→ Data shown:
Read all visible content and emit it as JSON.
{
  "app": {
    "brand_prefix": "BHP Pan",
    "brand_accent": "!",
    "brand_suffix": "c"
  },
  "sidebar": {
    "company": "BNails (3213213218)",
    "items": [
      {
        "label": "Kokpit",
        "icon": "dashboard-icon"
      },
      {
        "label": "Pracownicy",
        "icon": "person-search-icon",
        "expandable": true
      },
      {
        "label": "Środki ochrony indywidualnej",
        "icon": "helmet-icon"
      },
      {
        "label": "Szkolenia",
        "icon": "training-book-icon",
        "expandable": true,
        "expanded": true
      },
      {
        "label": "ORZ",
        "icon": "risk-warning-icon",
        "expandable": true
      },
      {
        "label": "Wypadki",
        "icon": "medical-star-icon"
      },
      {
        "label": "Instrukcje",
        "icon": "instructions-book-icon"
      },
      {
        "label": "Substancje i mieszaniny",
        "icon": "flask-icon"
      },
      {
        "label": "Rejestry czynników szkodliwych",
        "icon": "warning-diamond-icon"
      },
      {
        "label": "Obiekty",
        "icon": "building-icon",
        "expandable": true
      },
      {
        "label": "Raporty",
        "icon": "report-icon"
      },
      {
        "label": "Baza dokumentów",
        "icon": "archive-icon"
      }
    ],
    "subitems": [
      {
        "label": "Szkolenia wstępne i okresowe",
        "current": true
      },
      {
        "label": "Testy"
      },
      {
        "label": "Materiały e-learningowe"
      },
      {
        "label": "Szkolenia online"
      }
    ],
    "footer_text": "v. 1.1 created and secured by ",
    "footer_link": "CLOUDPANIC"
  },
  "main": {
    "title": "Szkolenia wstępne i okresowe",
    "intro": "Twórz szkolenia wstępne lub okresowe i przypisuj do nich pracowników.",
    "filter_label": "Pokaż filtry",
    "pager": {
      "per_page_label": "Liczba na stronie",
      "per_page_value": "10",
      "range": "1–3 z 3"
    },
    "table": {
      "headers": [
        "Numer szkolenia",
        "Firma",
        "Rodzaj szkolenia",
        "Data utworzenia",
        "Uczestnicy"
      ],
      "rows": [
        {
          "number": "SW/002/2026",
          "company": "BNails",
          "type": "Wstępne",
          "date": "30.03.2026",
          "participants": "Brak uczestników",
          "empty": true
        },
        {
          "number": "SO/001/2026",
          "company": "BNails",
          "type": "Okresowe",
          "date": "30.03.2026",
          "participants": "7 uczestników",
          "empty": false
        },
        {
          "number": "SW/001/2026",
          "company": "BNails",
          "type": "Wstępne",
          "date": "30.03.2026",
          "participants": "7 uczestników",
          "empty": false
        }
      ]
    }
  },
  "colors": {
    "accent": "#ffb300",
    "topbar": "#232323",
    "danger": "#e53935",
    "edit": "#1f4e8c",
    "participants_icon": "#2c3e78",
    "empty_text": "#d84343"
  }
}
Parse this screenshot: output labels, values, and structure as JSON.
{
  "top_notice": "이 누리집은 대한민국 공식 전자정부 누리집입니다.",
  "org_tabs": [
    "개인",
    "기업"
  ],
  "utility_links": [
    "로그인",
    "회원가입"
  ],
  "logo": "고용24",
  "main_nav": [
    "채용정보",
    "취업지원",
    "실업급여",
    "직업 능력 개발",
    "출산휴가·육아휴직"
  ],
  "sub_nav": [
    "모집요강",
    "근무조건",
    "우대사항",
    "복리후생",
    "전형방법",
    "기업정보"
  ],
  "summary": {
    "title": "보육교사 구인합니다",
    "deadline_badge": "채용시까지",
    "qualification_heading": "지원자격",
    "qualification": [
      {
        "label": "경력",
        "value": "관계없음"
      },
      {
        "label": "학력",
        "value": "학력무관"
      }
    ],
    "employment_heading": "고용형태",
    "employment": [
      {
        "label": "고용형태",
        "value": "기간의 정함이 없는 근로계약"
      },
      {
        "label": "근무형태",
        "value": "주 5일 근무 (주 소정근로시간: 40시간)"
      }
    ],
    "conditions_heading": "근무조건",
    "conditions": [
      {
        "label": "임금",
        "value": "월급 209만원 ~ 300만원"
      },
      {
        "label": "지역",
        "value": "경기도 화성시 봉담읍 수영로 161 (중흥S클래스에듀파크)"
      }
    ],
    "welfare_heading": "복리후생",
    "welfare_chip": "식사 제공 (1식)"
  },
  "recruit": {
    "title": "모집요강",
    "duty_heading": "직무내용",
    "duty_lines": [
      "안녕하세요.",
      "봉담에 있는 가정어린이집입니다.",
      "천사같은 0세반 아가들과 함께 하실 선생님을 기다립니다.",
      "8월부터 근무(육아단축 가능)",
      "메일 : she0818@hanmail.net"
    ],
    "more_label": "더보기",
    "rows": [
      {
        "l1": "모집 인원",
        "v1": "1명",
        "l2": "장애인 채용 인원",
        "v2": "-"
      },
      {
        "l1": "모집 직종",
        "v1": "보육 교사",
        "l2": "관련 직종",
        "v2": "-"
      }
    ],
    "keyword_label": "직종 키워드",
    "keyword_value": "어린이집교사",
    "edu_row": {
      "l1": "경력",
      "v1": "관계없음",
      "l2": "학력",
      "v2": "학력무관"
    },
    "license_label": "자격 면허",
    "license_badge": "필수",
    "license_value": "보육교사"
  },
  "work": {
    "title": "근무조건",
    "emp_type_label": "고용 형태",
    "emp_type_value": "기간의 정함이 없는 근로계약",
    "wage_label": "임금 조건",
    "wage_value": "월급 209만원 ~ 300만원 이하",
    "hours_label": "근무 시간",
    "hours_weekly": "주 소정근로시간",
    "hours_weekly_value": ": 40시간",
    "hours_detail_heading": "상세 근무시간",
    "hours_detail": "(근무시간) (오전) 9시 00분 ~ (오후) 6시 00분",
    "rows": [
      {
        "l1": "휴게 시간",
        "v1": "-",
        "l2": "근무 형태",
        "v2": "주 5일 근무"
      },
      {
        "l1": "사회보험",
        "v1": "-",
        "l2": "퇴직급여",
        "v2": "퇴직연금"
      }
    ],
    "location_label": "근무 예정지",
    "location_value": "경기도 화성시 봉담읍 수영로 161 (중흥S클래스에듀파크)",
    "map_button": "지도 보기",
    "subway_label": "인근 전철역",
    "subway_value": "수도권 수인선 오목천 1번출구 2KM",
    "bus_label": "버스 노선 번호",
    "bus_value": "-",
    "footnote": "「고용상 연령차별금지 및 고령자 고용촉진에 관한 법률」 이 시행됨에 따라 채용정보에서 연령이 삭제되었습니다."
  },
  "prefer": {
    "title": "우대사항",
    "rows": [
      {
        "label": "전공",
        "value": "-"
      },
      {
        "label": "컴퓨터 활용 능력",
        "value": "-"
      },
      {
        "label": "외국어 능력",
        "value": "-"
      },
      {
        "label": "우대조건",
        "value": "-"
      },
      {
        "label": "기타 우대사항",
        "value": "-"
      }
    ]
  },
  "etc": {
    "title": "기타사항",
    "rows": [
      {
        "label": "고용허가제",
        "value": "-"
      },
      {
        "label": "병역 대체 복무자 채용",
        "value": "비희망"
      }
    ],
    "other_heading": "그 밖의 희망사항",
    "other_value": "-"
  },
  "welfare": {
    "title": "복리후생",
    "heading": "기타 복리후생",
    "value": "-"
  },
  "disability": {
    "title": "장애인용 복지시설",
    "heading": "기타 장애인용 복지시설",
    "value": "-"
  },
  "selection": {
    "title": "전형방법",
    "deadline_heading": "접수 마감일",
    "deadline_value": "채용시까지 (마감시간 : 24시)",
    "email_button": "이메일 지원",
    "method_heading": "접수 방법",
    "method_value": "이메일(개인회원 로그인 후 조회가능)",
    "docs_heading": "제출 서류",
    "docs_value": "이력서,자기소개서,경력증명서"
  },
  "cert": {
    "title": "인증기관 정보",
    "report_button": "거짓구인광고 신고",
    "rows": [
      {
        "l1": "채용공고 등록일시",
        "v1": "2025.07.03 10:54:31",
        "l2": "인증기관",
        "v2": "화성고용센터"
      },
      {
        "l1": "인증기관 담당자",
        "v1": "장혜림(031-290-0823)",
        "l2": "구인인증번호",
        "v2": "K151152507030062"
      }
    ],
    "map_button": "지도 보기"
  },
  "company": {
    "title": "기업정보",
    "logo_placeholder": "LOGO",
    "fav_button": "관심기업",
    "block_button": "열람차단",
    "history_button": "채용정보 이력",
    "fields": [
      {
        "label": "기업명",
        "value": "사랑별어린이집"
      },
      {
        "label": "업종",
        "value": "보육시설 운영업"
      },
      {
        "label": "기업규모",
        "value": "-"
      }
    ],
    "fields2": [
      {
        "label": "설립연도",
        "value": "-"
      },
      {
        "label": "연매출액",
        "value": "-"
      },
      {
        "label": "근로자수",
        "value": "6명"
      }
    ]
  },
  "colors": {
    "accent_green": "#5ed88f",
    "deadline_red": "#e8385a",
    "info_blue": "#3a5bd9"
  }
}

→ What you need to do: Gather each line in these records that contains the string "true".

→ Response to this task:
        "expandable": true
        "expandable": true,
        "expanded": true
        "expandable": true
        "expandable": true
        "current": true
          "empty": true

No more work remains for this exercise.